The Chester Beatty Library is delighted to present this major exhibition of thirty-eight paintings from one of the world’s finest collections of Chinese art, the Shanghai Museum. The exhibition includes scrolls and albums by artists active in the Ming (1368-1644) and Qing (1644-1911) dynasties and the early Republican period after 1912. Each of these ‘story paintings’ retells or illustrates a tale from folk and religious lore, oral and official history, poetry or literature. The exhibition is presented through four sometimes overlapping, sometimes interweaving themes, namely ‘crossings’ – stories about exiles, loyalists and rustics; the supernatural world of popular religion; models and exemplars in history; and finally, emperor-concubine and scholar-beauty romances. There are artworks which illustrate texts inscribed on or beside the paintings themselves. In other cases, the stories illustrated are part of oral history, so that the paintings served as visual props for the viewer to retell popular tales. Collectively, these artworks give a taste of China’s rich mythology and lyric tradition, and show how successive generations of artists gave new life to learning, belief and leisure in pictorial images fit for their own times. Telling Images of China coincides with the run-up to the World Expo in Shanghai in the summer of 2010, and is accompanied by an illustrated catalogue, generously supported by the E. Rhodes and Leona B. Carpenter Foundation, an international scholarly conference (30 April-1 May) and a programme of public events. For more details on the conference please click here.

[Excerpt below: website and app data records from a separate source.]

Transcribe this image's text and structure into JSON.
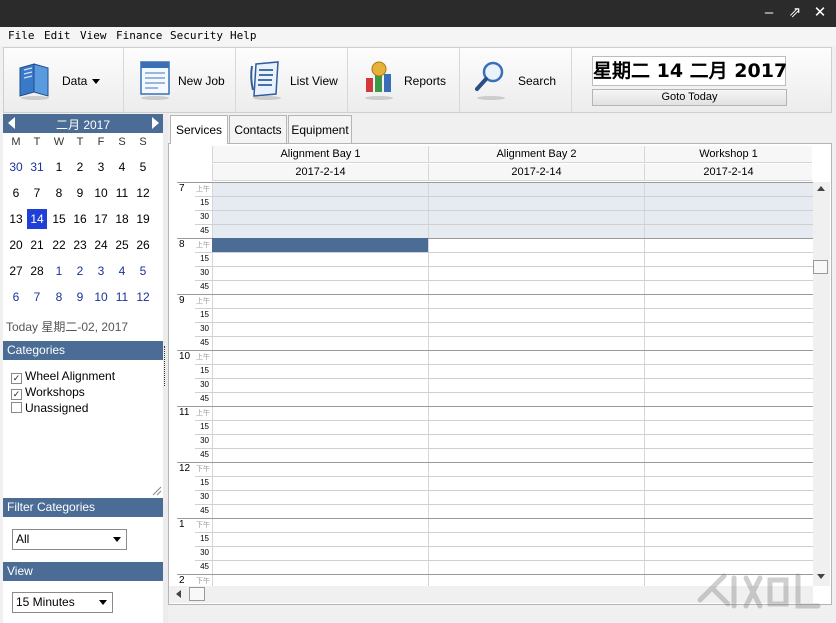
{
  "window": {
    "minimize_glyph": "‒",
    "maximize_glyph": "⇗",
    "close_glyph": "✕"
  },
  "menu": [
    "File",
    "Edit",
    "View",
    "Finance",
    "Security",
    "Help"
  ],
  "toolbar": {
    "data_label": "Data",
    "new_job_label": "New Job",
    "list_view_label": "List View",
    "reports_label": "Reports",
    "search_label": "Search",
    "date_display": "星期二 14 二月 2017",
    "goto_today_label": "Goto Today",
    "icons": [
      "book-icon",
      "new-job-icon",
      "list-view-icon",
      "reports-icon",
      "magnifier-icon"
    ]
  },
  "calendar": {
    "month_title": "二月 2017",
    "day_headers": [
      "M",
      "T",
      "W",
      "T",
      "F",
      "S",
      "S"
    ],
    "weeks": [
      [
        "30",
        "31",
        "1",
        "2",
        "3",
        "4",
        "5"
      ],
      [
        "6",
        "7",
        "8",
        "9",
        "10",
        "11",
        "12"
      ],
      [
        "13",
        "14",
        "15",
        "16",
        "17",
        "18",
        "19"
      ],
      [
        "20",
        "21",
        "22",
        "23",
        "24",
        "25",
        "26"
      ],
      [
        "27",
        "28",
        "1",
        "2",
        "3",
        "4",
        "5"
      ],
      [
        "6",
        "7",
        "8",
        "9",
        "10",
        "11",
        "12"
      ]
    ],
    "selected_day": "14",
    "today_text": "Today 星期二-02, 2017"
  },
  "categories": {
    "title": "Categories",
    "items": [
      {
        "label": "Wheel Alignment",
        "checked": true
      },
      {
        "label": "Workshops",
        "checked": true
      },
      {
        "label": "Unassigned",
        "checked": false
      }
    ]
  },
  "filter": {
    "title": "Filter Categories",
    "value": "All"
  },
  "view": {
    "title": "View",
    "value": "15 Minutes"
  },
  "tabs": [
    "Services",
    "Contacts",
    "Equipment"
  ],
  "active_tab": "Services",
  "schedule": {
    "columns": [
      {
        "name": "Alignment Bay 1",
        "date": "2017-2-14"
      },
      {
        "name": "Alignment Bay 2",
        "date": "2017-2-14"
      },
      {
        "name": "Workshop 1",
        "date": "2017-2-14"
      }
    ],
    "hours": [
      {
        "label": "7",
        "ampm": "上午"
      },
      {
        "label": "8",
        "ampm": "上午"
      },
      {
        "label": "9",
        "ampm": "上午"
      },
      {
        "label": "10",
        "ampm": "上午"
      },
      {
        "label": "11",
        "ampm": "上午"
      },
      {
        "label": "12",
        "ampm": "下午"
      },
      {
        "label": "1",
        "ampm": "下午"
      },
      {
        "label": "2",
        "ampm": "下午"
      }
    ],
    "minute_labels": [
      "15",
      "30",
      "45"
    ]
  },
  "colors": {
    "header_blue": "#4a6c95",
    "selected_day": "#1f3fd6",
    "event_fill": "#4a6c95",
    "off_hours_fill": "#e6ebf2"
  }
}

For the first time, the Chester Beatty Library offered an additional virtual version of our Telling Images of China exhibition, including all 38 works displayed in the gallery. Web visitors were able to pan and zoom over high-quality images of the works, and to read commentary on selected images. It is hoped that this online exhibition enhanced visitor’s in-gallery experience by allowing them to examine and explore the works on display both before and after their visit, in addition to providing those unable to attend with a glimpse into the exhibition.